Did you got eat alots of mooncake today?
Well, im so blessed that suppose today at 1500hrs i suppose to working, but at 1200pm, my manger told me to stay at home to celebrate mooncake festival.. haha.. so happy..
Hmm.. actually this year not really celebrate of the Mooncake Festival oh..
Because yesterday my dad outstation already;
then kakak also went home;
Brother don want to eat;
so left me, little sis and mom eat..
Me and mom just cooked the simple dinner to celebrate only.. haha..
because 3 poeples eat only ma..
so just simple simple only lo..
Then now im going to tell you that about a little bit about Mooncake Legend.. keke..
Well, lets start..
The Mid-Autumn Festival, also known as the Moon Festival, or in Chinese, Zhongqiu Jie (traditional Chinese: 中秋節), is a popular harvest festival celebrated by Chinese people, Japanese people (Tsukimi festival in Japanese), Koreans (Chuseok festival in Korean), and Vietnamese people (even though they celebrate it differently), dating back over 3,000 years to moon worship in China's Shang Dynasty. In Malaysia, Singapore, and the Philippines, it is also sometimes referred to as the Lantern Festival or Mooncake Festival.
The Mid-Autumn Festival is held on the 15th day of the eighth month in the Chinese calendar, which is usually around late September or early October in the Gregorian calendar.
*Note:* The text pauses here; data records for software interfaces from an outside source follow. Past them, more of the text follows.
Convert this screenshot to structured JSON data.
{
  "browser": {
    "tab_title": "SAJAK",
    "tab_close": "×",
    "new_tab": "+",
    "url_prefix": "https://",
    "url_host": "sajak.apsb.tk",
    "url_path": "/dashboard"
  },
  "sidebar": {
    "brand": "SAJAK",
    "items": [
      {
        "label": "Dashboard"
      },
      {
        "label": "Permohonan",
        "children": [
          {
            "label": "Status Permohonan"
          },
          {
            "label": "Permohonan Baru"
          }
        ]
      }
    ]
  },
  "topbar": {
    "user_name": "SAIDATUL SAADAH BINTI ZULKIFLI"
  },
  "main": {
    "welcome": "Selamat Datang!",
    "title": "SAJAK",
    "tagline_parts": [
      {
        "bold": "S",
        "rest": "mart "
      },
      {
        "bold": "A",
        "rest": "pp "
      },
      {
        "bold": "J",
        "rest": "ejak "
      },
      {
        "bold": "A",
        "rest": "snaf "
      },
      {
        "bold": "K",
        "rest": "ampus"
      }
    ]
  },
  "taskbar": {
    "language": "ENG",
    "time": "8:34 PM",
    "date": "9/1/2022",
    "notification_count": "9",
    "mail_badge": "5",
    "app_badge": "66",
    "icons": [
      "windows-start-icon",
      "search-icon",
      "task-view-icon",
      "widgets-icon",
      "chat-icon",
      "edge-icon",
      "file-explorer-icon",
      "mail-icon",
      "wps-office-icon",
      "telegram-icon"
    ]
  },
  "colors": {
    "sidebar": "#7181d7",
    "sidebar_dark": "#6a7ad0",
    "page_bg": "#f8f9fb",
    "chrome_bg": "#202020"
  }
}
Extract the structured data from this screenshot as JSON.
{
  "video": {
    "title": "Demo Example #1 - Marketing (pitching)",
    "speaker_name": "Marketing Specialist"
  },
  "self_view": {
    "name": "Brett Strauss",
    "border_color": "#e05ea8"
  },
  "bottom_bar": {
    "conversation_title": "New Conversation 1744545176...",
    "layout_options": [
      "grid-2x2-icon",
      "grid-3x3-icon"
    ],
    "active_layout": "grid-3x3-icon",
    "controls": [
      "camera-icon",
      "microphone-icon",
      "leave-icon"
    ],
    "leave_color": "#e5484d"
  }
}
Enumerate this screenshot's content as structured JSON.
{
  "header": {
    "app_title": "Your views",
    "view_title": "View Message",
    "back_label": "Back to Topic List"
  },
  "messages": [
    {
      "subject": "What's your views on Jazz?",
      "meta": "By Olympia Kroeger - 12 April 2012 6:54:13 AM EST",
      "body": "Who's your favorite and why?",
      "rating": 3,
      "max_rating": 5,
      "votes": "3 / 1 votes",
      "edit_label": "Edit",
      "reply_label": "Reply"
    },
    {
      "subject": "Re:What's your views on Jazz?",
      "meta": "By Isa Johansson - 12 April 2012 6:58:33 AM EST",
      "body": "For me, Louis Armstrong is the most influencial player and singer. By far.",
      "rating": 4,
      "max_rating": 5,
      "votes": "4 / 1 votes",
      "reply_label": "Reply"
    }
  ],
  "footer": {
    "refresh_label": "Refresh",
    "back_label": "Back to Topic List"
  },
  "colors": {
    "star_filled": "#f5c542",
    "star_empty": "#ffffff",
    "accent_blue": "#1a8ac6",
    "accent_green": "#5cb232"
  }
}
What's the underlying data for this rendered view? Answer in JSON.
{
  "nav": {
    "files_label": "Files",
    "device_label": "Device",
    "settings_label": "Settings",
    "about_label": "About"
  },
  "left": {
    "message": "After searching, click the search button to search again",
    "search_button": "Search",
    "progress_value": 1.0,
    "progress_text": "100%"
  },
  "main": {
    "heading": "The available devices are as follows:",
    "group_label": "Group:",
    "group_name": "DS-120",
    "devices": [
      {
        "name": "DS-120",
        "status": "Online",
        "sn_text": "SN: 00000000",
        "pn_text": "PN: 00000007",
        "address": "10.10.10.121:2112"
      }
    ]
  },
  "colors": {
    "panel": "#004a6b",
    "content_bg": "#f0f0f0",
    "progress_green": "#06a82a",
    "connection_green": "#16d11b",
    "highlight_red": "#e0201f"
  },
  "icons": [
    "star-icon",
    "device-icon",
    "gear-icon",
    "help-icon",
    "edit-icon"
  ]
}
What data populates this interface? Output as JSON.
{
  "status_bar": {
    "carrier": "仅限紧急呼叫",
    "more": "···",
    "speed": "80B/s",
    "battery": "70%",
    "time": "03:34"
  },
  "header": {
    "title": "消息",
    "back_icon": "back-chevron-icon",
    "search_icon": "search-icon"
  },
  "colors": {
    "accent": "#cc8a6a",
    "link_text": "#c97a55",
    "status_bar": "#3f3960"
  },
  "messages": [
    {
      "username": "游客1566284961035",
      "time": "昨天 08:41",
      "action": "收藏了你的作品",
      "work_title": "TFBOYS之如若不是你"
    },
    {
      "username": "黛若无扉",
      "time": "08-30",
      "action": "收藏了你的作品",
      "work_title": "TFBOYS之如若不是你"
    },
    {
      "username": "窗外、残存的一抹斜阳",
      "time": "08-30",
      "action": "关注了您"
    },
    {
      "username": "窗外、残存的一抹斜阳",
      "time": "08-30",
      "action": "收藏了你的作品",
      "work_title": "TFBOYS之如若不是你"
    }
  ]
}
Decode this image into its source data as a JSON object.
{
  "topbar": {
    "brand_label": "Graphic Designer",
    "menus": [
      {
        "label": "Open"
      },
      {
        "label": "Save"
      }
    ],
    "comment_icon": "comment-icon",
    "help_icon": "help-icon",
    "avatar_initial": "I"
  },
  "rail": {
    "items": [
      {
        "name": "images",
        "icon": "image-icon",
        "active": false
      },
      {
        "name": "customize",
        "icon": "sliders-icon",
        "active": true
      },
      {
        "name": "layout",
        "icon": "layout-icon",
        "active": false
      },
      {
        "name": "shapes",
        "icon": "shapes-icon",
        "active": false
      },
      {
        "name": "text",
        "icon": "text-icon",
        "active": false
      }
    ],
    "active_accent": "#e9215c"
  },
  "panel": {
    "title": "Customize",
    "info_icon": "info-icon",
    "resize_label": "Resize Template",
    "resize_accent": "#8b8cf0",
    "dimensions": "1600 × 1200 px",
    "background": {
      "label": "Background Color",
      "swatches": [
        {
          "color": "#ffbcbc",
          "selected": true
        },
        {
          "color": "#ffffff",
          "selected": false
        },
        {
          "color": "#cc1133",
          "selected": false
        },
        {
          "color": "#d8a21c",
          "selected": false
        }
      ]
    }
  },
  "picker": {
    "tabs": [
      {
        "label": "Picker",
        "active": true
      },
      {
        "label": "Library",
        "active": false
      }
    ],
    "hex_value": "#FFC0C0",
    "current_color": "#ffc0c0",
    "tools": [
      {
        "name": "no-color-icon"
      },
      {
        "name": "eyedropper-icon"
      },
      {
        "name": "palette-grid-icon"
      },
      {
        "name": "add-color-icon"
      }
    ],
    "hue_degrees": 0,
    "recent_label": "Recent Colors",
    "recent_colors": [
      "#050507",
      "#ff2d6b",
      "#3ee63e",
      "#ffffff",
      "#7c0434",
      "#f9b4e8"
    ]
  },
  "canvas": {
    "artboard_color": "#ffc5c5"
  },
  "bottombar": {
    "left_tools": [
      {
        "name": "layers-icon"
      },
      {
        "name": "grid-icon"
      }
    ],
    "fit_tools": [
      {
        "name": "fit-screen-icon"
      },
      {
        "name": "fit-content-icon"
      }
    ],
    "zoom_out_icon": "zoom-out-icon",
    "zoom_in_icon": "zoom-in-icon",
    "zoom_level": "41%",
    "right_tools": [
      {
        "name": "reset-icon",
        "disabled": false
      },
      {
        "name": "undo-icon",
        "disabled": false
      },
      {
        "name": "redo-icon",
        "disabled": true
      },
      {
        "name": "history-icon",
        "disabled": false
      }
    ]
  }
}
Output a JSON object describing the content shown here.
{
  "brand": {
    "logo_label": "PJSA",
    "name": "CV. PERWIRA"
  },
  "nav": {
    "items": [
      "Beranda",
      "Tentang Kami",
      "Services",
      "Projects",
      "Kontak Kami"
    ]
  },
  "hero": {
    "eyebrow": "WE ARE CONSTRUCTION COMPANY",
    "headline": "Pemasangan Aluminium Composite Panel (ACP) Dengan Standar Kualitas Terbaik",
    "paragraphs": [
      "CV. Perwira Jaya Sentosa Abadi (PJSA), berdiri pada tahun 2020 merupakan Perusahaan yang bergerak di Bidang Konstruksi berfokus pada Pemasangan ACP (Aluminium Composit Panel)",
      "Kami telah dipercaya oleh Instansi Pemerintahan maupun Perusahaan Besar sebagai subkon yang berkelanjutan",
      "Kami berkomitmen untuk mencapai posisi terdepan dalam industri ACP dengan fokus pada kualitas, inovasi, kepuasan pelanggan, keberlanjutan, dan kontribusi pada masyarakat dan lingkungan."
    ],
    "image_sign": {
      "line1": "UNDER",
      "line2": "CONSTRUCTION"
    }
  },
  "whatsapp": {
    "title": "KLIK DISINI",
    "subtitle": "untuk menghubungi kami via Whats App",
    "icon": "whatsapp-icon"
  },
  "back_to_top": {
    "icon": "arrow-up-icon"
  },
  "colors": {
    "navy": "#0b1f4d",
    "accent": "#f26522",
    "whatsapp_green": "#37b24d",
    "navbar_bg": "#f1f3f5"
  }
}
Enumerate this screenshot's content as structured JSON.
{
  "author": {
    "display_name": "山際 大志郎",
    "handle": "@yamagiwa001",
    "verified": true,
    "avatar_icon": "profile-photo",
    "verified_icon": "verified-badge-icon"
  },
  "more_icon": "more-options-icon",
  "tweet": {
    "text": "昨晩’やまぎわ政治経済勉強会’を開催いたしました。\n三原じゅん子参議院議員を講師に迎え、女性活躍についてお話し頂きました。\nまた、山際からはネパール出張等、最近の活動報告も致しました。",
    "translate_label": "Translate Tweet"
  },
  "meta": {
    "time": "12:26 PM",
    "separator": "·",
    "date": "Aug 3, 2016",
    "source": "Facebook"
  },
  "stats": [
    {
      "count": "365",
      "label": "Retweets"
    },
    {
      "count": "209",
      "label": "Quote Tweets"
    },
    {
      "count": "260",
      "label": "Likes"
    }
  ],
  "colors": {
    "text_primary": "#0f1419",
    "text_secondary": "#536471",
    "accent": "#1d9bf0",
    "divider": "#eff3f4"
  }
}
It is a date that parallels the autumn and spring Equinoxes of the solar calendar, when the moon is supposedly at its fullest and roundest. The traditional food of this festival is the mooncake, of which there are many different varieties
The Mid-Autumn Festival is one of the few most important holidays in the Chinese calendar, the others being Chinese New Year and Winter Solstice, and is a legal holiday in several countries. Farmers celebrate the end of the summer harvesting season on this date. Traditionally on this day, Chinese family members and friends will gather to admire the bright mid-autumn harvest moon, and eat moon cakes and pomelos together.
Accompanying the celebration, there are additional cultural or regional customs, such as:
Eating mooncakes outside under the moon
Putting pomelo rinds on one's head
Carrying brightly lit lanterns, lighting lanterns on towers, floating sky lantern
Burning incense in reverence to deities including Chang'e
Planting Mid-Autumn trees
Collecting dandelion leaves and distributing them evenly among family members
Fire Dragon Dances